Information:
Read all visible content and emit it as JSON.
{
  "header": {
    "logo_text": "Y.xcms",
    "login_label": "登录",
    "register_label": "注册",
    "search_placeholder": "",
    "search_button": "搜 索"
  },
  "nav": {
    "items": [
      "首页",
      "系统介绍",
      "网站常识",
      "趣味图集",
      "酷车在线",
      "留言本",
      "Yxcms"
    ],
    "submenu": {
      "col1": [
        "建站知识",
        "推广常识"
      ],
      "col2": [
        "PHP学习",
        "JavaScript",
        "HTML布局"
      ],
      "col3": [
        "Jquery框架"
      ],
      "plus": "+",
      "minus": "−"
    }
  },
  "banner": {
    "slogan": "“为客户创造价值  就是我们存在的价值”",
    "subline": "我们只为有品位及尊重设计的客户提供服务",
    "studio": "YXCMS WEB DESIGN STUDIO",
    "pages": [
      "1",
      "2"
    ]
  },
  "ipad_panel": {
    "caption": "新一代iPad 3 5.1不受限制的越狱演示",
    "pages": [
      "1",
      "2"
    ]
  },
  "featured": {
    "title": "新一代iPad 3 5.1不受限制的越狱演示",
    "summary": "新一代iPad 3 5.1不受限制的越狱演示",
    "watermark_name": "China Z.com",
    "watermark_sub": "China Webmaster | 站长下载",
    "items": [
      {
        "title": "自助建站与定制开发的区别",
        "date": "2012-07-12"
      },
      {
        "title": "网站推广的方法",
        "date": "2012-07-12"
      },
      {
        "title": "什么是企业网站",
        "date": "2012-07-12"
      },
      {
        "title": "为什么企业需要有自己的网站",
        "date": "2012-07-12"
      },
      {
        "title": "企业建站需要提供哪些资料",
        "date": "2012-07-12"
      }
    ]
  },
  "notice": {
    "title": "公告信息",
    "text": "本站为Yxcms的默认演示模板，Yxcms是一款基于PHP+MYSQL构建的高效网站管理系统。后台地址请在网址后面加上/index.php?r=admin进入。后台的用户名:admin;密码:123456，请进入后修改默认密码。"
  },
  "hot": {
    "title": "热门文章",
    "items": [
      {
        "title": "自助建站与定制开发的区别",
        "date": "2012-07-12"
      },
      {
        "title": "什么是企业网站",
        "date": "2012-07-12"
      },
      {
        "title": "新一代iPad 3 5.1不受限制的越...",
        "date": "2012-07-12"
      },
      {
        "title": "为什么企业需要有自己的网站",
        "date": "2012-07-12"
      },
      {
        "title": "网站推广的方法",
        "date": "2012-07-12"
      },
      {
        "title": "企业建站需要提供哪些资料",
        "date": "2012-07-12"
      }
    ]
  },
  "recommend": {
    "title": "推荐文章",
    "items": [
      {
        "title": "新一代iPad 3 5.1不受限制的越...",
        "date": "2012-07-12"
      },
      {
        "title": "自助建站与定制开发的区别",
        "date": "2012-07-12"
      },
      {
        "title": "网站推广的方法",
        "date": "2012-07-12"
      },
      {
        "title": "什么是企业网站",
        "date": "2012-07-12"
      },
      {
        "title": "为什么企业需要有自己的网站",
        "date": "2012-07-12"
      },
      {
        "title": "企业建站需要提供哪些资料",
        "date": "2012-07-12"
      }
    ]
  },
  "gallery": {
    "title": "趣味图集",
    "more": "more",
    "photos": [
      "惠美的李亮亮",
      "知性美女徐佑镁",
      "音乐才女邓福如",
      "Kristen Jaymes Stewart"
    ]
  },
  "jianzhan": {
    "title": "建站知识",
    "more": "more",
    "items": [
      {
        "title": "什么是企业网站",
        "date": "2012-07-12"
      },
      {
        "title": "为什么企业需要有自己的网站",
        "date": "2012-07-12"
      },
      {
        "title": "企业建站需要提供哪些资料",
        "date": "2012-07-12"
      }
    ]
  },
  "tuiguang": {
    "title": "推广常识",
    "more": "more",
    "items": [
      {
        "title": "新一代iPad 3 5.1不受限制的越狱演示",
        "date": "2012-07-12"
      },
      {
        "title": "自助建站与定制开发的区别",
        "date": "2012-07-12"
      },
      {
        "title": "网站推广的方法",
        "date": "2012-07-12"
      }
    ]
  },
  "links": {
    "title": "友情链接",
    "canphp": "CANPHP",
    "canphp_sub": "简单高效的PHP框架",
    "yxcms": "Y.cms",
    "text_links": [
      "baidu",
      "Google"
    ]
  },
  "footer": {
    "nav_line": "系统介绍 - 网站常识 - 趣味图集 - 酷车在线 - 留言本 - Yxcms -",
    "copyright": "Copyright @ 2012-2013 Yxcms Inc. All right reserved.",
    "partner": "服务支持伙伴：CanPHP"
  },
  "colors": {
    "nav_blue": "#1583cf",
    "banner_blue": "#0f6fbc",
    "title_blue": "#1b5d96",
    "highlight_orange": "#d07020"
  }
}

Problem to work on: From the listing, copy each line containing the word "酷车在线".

The answer:
      "酷车在线",
    "nav_line": "系统介绍 - 网站常识 - 趣味图集 - 酷车在线 - 留言本 - Yxcms -",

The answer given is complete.